Element data from apps and pages:

>>>

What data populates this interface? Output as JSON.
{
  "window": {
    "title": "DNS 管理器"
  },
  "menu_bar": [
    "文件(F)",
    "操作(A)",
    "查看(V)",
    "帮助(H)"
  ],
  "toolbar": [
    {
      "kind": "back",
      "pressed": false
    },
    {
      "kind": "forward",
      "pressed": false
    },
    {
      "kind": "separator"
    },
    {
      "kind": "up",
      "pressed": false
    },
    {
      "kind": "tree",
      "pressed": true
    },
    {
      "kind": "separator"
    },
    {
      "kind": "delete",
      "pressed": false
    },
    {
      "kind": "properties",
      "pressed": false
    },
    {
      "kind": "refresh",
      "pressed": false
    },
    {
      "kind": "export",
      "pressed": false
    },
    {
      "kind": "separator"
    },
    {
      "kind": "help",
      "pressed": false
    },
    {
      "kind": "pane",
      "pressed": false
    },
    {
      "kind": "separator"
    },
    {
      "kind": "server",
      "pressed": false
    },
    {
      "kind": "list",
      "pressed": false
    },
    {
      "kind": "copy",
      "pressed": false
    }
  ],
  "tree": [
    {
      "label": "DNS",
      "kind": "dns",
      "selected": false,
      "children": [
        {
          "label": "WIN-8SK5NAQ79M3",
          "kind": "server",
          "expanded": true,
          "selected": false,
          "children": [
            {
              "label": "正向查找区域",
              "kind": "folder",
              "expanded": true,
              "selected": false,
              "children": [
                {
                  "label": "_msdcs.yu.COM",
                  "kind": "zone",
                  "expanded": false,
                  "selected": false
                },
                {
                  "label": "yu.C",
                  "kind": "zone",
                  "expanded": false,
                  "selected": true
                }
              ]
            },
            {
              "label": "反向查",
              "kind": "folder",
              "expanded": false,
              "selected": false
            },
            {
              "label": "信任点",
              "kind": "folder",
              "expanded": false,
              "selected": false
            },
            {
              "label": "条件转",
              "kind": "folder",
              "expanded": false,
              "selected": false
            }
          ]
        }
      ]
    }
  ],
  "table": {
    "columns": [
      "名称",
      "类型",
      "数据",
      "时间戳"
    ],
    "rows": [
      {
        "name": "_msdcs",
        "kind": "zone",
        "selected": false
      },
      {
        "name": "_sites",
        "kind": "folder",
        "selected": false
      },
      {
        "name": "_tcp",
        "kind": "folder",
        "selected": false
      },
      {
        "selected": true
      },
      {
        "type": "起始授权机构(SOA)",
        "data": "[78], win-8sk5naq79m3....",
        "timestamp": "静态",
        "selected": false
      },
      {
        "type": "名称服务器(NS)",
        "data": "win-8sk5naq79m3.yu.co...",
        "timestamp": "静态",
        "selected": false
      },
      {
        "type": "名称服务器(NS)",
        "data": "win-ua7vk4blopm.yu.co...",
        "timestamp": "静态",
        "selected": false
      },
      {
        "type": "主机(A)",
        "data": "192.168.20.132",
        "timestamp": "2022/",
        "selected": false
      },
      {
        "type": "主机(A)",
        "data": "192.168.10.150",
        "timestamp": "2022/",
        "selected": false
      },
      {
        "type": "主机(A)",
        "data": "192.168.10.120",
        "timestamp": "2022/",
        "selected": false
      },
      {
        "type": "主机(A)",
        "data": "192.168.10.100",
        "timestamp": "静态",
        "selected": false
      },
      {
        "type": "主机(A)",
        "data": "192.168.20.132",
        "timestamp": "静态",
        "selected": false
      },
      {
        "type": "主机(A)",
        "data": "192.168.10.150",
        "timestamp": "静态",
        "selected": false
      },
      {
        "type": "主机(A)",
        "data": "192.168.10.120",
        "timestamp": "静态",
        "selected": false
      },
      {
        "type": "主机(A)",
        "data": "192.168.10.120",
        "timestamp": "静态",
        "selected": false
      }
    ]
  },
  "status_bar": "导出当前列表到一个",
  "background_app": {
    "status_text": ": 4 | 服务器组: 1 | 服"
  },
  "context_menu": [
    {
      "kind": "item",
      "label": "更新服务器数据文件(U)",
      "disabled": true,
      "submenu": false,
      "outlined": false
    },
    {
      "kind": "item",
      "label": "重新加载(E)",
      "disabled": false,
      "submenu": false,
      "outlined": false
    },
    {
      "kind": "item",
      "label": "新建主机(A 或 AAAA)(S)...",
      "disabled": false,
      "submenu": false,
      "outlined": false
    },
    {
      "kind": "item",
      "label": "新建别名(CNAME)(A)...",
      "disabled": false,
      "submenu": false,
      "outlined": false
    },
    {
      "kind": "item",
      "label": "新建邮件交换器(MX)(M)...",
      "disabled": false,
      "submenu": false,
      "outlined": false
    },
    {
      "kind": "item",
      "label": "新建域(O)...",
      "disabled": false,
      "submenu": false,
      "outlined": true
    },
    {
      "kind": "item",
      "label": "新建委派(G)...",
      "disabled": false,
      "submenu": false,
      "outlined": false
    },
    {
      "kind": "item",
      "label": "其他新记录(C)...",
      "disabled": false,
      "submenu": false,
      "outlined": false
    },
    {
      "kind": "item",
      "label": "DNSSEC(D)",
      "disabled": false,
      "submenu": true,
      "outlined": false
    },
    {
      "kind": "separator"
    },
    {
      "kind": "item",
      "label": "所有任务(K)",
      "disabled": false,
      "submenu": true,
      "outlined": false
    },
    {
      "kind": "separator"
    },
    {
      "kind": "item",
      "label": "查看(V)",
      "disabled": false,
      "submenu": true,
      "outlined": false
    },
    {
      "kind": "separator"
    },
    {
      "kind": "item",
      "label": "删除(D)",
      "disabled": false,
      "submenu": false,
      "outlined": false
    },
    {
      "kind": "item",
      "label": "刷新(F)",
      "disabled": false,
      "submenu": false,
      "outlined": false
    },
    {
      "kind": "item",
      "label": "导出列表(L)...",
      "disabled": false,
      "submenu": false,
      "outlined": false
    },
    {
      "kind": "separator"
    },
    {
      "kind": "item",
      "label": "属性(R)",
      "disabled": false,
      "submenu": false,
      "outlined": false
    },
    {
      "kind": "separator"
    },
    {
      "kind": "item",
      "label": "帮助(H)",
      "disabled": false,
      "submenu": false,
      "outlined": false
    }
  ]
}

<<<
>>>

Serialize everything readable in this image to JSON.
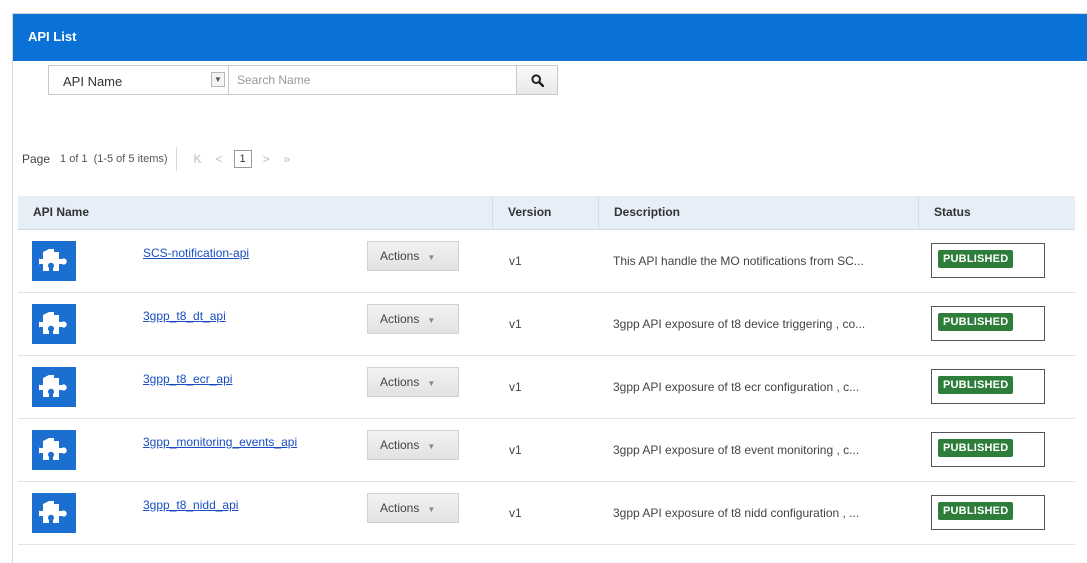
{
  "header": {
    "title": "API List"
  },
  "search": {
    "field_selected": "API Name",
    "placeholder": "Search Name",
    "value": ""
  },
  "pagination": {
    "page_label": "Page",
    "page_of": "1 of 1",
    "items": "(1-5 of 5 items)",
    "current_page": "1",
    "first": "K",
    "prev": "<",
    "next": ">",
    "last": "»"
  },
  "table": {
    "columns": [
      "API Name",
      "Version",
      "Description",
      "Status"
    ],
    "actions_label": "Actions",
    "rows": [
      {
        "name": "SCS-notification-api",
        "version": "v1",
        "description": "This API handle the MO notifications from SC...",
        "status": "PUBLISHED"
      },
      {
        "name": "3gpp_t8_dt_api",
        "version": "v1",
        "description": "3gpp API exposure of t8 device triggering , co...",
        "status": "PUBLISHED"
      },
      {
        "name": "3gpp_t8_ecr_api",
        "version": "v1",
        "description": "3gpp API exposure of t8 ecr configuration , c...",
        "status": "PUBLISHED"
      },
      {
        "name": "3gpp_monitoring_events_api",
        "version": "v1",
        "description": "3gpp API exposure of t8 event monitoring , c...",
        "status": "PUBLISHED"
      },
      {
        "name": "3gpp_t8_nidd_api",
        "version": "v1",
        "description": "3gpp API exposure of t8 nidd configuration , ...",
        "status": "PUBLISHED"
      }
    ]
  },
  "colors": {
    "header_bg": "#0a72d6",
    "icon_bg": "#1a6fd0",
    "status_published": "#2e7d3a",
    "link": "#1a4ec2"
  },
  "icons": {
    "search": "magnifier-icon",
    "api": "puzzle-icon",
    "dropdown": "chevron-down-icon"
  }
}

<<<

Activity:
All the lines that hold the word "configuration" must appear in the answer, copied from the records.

Finished exercise:
        "description": "3gpp API exposure of t8 ecr configuration , c...",
        "description": "3gpp API exposure of t8 nidd configuration , ...",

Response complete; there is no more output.